by Joe Siegel
A recently released survey by AARP shows older LGBT adults worry most about three things: having adequate family and other social support to rely on as they age, discrimination in long-term care (LTC) facilities, and access to LGBT-sensitive services for seniors.
The survey, “Maintaining Dignity: Understanding and Responding to the Challenges Facing Older LGBT Americans,” found that both gay men and lesbians have similar concerns about whether they will have enough family or other social support. However, gay men are more likely than lesbians to be single, live alone, and have smaller support systems, which may put them at higher risk for isolation as they age.
Many LGBT publications have made sure they are serving older LGBT readers by featuring issues of concern to them.
Philadelphia Gay News (PGN), for example, is the only LGBT newspaper with a regularly scheduled senior supplement, according to editor Mark Segal. In addition to the twice-yearly supplement, Segal says PGN has a regular column geared to the senior community.
The “number one issue” for LGBT seniors is housing, affordable living, and “being able to live in a safe neighborhood,” Segal said.
Chicago’s Windy City Times has featured many columns about the issue. For one, Serena Worthington, the director of national field initiatives at SAGE, wrote, “LGBT older people are twice as likely to live alone, twice as likely to be single, and three to four times less likely to have children — and many are estranged from their families.”
Editor Tracy Baim founded a group called Pride Action Tank, which hosted a major LGBT seniors summit last summer. Windy City Times also features interviews with aging LGBT activists, including a recent cover story about Gary Chichester. Chichester co-founded the Chicago Gay Alliance (CGA) in 1971 and served as its first president until 1973. CGA later opened the first LGBT community center in the city, started a newspaper, created an LGBT library, started a helpline and was instrumental in getting the first Pride parade off the ground.
Boston Spirit magazine runs a monthly column called Senior Spirit, which is aimed at readers 55 and up.
“The column has been running for about a year and a half and is very well received,” said publisher David Zimmerman. “We work very closely with many of the organizations in the area on the content for this column. One such organization is the LGBT Aging Project, which is part of [community health center] Fenway Health. As an example, the current Senior Spirit article details a recent study on the role that stress plays in the lives of older LGBT people.”
New York-based Gay City News has also ran many stories about the obstacles LGBT seniors face, including discrimination in housing. Editor Paul Schindler wrote a February 2015 column titled, “Our Seniors Need Housing and Community.” The newspaper has also featured several “first-person” narratives about the lives of LGBT seniors.
PGN’s Segal said older LGBTs are also suffering from what he refers to as “battle fatigue.”

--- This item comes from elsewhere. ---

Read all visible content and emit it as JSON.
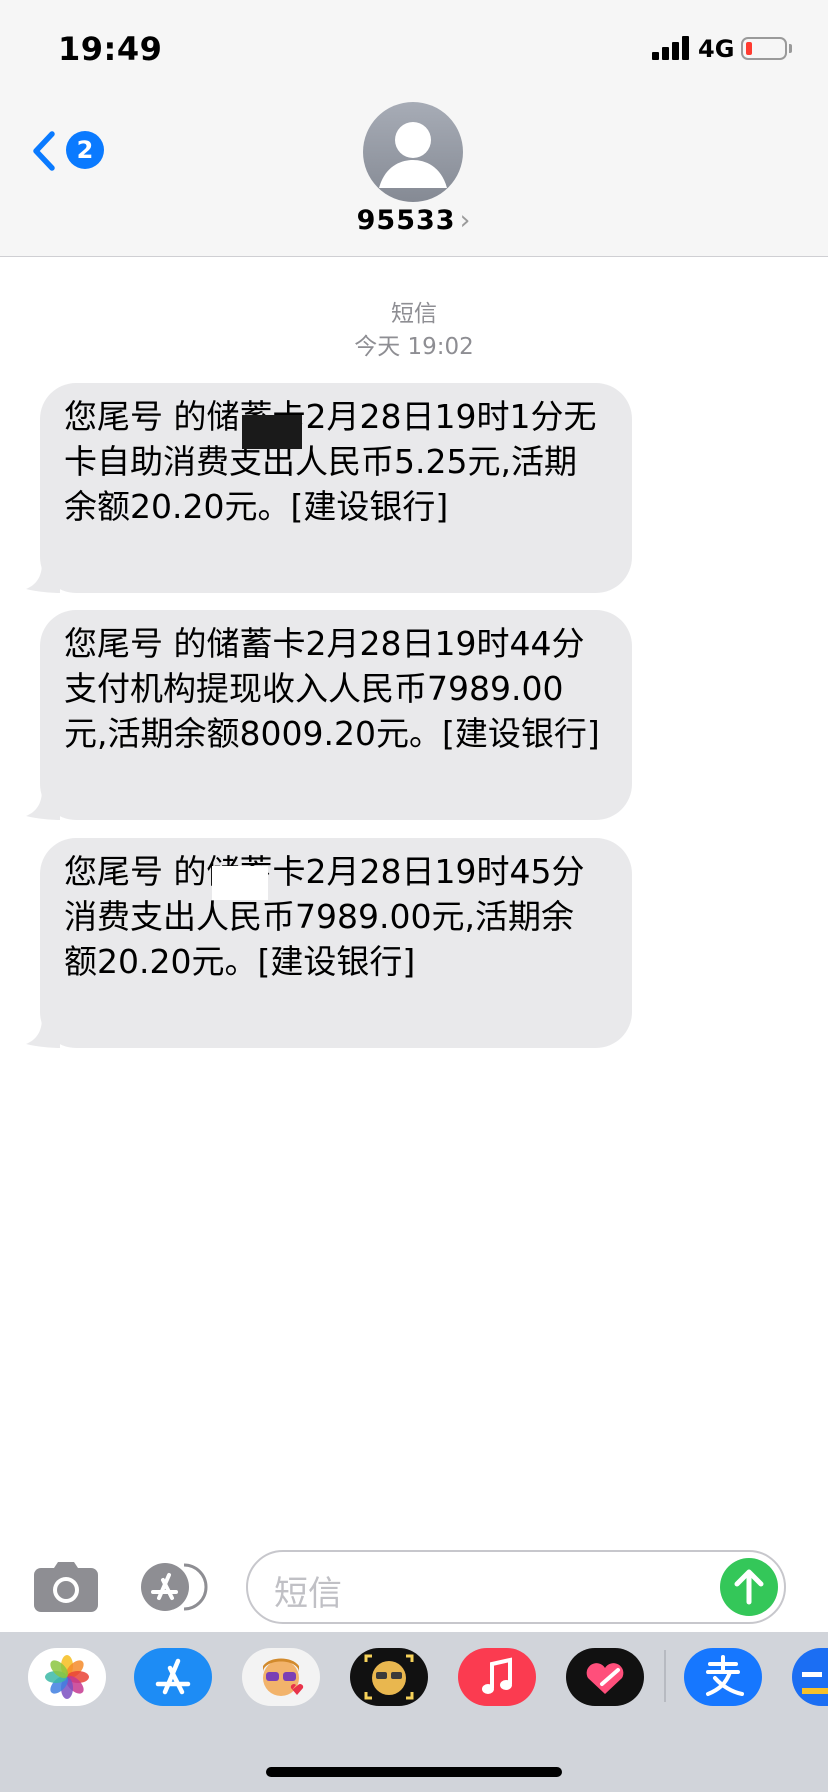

“Many of us, as seniors, are still dealing with how we [handled] the AIDS epidemic” in the 1980s and ‘90s, Segal said. “We were the frontlines, we saw what it was like. We watched as 600,000 people in our community died. Each and every one of us lost scores of friends, if not the ones we loved. We are still scarred by that.”

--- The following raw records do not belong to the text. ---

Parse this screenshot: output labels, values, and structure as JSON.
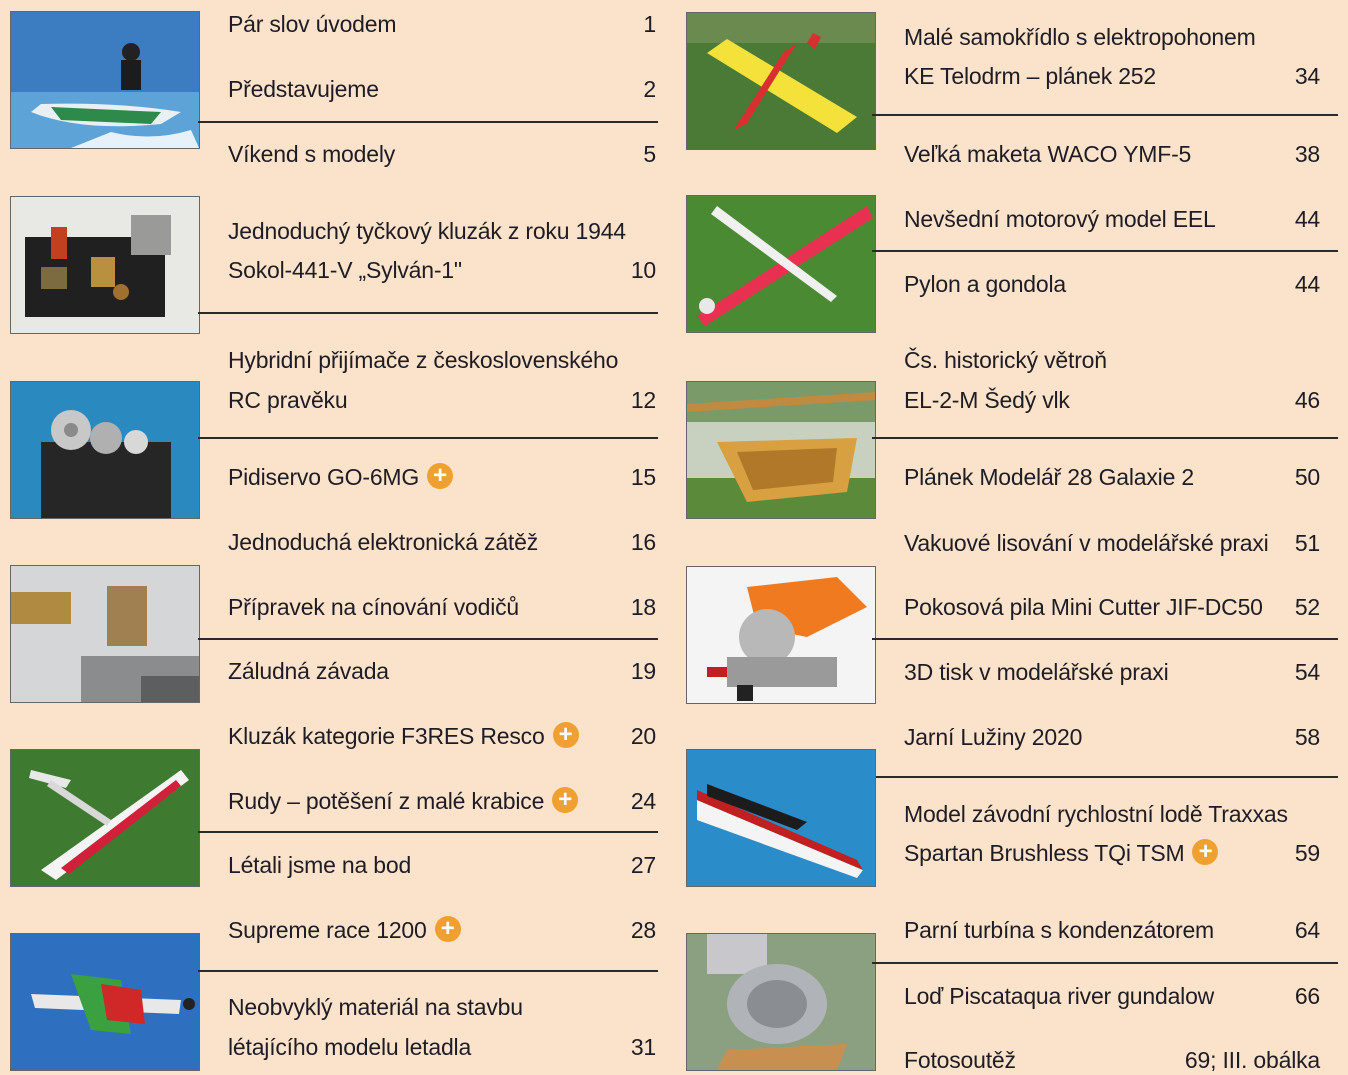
{
  "left": {
    "entries": [
      {
        "title": "Pár slov úvodem",
        "page": "1"
      },
      {
        "title": "Představujeme",
        "page": "2"
      },
      {
        "title": "Víkend s modely",
        "page": "5"
      },
      {
        "line1": "Jednoduchý tyčkový kluzák z roku 1944",
        "line2": "Sokol-441-V „Sylván-1\"",
        "page": "10"
      },
      {
        "line1": "Hybridní přijímače z československého",
        "line2": "RC pravěku",
        "page": "12"
      },
      {
        "title": "Pidiservo GO-6MG",
        "page": "15"
      },
      {
        "title": "Jednoduchá elektronická zátěž",
        "page": "16"
      },
      {
        "title": "Přípravek na cínování vodičů",
        "page": "18"
      },
      {
        "title": "Záludná závada",
        "page": "19"
      },
      {
        "title": "Kluzák kategorie F3RES Resco",
        "page": "20"
      },
      {
        "title": "Rudy – potěšení z malé krabice",
        "page": "24"
      },
      {
        "title": "Létali jsme na bod",
        "page": "27"
      },
      {
        "title": "Supreme race 1200",
        "page": "28"
      },
      {
        "line1": "Neobvyklý materiál na stavbu",
        "line2": "létajícího modelu letadla",
        "page": "31"
      }
    ]
  },
  "right": {
    "entries": [
      {
        "line1": "Malé samokřídlo s elektropohonem",
        "line2": "KE Telodrm – plánek 252",
        "page": "34"
      },
      {
        "title": "Veľká maketa WACO YMF-5",
        "page": "38"
      },
      {
        "title": "Nevšední motorový model EEL",
        "page": "44"
      },
      {
        "title": "Pylon a gondola",
        "page": "44"
      },
      {
        "line1": "Čs. historický větroň",
        "line2": "EL-2-M Šedý vlk",
        "page": "46"
      },
      {
        "title": "Plánek Modelář 28 Galaxie 2",
        "page": "50"
      },
      {
        "title": "Vakuové lisování v modelářské praxi",
        "page": "51"
      },
      {
        "title": "Pokosová pila Mini Cutter JIF-DC50",
        "page": "52"
      },
      {
        "title": "3D tisk v modelářské praxi",
        "page": "54"
      },
      {
        "title": "Jarní Lužiny 2020",
        "page": "58"
      },
      {
        "line1": "Model závodní rychlostní lodě Traxxas",
        "line2": "Spartan Brushless TQi TSM",
        "page": "59"
      },
      {
        "title": "Parní turbína s kondenzátorem",
        "page": "64"
      },
      {
        "title": "Loď Piscataqua river gundalow",
        "page": "66"
      },
      {
        "title": "Fotosoutěž",
        "page": "69; III. obálka"
      }
    ]
  },
  "plus_symbol": "+",
  "colors": {
    "background": "#fbe3cb",
    "accent": "#f0a030",
    "text": "#1e1c24"
  }
}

Segal noted that these are issues that much of LGBT media does not want to address. “There’s a huge amount of information out there, but unfortunately we seem to be an ageist community, so we shy away from those issues.”